Defending yourself against this latest version of Raccoon Stealer largely comes down to adhering to long-established security best practices. For example, you should never click on a link or open an attachment within a message unless you know the sender. Even if you do know the sender, it’s important to take the time to verify a message’s authenticity before clicking on any links or opening attachments. After all, attackers often spoof message headers in a way that makes it appear as though a malicious message was sent by someone that you know. End-user education is vital for your organization, be sure to inform your employees of the do’s and don’ts of online safety.
It’s also extremely important to keep your operating system and your applications up to date with the latest security patches. Similarly, you should avoid running any outdated applications that are no longer being updated. This is especially true for browsers since that Raccoon Stealer’s primary target.
You’ll have to make sure that you have malware protection installed on all of your systems and that this malware protection is being kept up-to-date. Don’t simply assume that updates are being regularly downloaded and installed – take the time to periodically check when the most recent malware signature was added.
Finally, acknowledge the idea that no system is ever 100% immune to malware. In the case of Raccoon Stealer, for example, all it takes is one bad click for a system to become infected. Even a seasoned IT security professional could potentially become a victim if they happened to be distracted for a moment and accidentally click on something they shouldn’t. If that happens, then hopefully, the anti-malware software will prevent the system from becoming infected, but the potential for infection still exists.
The problem with this is that unlike ransomware, which displays a notification banner on the screen of an infected system, Raccoon Stealer tends to be stealthy. You might not immediately know that your system has been compromised. An unconventional yet effective way of detecting such an infection would be to use a security tools like Specops Password Policy.

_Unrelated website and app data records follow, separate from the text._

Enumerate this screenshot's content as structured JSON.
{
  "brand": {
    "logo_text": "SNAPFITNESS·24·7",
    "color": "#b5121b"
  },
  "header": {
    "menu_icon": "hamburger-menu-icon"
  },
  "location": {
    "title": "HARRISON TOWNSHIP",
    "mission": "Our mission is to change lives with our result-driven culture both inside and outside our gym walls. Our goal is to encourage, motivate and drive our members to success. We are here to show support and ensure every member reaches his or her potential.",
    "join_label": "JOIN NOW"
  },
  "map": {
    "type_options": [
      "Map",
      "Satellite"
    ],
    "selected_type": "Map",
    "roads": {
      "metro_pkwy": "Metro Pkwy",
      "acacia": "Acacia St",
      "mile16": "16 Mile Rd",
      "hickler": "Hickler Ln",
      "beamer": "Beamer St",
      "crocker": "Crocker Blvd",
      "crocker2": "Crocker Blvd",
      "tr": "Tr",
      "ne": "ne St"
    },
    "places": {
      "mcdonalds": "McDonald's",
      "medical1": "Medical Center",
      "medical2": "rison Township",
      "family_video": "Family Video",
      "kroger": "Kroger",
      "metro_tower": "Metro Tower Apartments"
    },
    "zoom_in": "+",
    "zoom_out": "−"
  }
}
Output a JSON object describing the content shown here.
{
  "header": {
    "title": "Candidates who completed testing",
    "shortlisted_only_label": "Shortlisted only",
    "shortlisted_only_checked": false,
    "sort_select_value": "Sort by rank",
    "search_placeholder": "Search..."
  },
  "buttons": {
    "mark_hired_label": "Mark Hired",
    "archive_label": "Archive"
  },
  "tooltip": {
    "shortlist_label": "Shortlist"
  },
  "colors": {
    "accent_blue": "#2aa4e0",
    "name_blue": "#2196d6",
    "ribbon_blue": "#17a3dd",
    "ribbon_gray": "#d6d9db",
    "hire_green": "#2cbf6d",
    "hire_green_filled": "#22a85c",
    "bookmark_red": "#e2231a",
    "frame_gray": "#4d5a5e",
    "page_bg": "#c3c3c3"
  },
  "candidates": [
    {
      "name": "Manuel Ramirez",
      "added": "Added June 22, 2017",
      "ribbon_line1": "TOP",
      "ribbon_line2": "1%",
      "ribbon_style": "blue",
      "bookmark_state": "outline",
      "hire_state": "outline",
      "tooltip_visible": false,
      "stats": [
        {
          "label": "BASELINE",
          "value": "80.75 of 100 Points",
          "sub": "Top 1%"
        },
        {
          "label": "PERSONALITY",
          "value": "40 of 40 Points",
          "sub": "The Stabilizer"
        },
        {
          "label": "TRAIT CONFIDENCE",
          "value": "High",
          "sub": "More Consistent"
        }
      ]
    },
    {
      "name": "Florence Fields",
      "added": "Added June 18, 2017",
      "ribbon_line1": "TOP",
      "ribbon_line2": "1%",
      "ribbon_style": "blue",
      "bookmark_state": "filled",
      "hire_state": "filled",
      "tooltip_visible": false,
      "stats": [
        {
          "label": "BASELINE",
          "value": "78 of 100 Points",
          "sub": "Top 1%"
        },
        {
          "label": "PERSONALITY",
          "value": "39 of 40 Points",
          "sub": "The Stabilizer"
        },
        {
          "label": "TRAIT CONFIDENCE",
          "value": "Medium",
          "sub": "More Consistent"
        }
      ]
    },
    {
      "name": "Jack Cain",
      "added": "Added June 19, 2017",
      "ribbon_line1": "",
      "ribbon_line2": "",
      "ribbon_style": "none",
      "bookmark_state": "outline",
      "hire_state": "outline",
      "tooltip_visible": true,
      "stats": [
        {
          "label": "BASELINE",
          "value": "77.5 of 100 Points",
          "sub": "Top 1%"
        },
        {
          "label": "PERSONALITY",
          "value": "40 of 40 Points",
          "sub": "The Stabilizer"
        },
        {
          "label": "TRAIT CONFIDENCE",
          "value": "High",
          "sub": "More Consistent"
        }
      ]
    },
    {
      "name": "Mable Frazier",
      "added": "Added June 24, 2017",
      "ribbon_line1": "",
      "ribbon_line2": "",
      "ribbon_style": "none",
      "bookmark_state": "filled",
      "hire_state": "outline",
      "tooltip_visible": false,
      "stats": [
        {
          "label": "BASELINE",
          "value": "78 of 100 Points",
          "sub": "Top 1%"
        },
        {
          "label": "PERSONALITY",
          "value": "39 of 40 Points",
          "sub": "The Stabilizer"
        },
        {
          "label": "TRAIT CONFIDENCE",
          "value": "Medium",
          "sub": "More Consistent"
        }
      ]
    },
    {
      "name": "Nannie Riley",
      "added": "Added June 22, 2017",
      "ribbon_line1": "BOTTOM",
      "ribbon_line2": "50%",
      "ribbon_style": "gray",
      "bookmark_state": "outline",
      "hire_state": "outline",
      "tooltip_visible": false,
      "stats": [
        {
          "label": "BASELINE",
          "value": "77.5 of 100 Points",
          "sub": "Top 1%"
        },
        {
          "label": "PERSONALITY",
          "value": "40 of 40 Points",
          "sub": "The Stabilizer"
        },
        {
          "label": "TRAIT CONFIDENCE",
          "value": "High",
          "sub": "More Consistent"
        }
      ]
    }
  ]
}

Specops maintains a database of billions of credentials that are known to have been compromised and can alert users who are using passwords that appear in this database. Being that Racoon Stealer specifically targets cached passwords, it’s likely that passwords that have been stolen during an infection will soon show up on the Dark Web and be added to the Specops database.
This means that even if your anti-malware software does not detect a Racoon Stealer infection, suddenly discovering that your passwords have been compromised is a clear signal that a security incident has occurred.